__Provided records__

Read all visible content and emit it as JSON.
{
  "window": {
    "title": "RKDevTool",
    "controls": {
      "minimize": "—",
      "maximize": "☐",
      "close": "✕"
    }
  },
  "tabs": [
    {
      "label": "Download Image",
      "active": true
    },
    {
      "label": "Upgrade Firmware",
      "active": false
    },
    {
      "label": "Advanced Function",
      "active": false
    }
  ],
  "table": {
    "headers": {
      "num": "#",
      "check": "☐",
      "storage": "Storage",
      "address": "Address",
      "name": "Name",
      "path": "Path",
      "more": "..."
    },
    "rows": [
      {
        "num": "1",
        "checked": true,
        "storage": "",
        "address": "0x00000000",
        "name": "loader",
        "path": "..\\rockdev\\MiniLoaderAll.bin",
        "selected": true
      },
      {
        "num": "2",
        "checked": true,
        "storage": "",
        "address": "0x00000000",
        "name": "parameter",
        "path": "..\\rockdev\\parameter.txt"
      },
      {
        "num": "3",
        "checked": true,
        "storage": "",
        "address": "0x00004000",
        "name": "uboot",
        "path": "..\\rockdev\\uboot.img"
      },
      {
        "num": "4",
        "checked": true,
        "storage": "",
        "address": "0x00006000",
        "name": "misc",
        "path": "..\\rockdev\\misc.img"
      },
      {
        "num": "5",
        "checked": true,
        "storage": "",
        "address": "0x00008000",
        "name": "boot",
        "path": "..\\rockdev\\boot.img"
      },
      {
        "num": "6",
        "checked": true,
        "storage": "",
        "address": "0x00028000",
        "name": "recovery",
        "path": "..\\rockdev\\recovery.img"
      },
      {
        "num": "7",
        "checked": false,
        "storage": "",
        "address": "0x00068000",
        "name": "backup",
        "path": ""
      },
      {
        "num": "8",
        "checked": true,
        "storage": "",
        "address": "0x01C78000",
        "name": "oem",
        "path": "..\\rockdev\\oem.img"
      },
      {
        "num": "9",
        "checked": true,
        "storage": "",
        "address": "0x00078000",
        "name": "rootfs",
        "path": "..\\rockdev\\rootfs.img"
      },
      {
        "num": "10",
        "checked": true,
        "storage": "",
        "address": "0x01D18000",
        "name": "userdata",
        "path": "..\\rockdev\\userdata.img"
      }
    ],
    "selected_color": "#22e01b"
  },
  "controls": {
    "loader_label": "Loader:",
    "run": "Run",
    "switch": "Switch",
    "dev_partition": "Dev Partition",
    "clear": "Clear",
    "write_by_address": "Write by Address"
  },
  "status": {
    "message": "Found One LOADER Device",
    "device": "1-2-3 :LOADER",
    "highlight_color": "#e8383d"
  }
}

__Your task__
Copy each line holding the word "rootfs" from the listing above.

__Response to this task__
        "name": "rootfs",
        "path": "..\\rockdev\\rootfs.img"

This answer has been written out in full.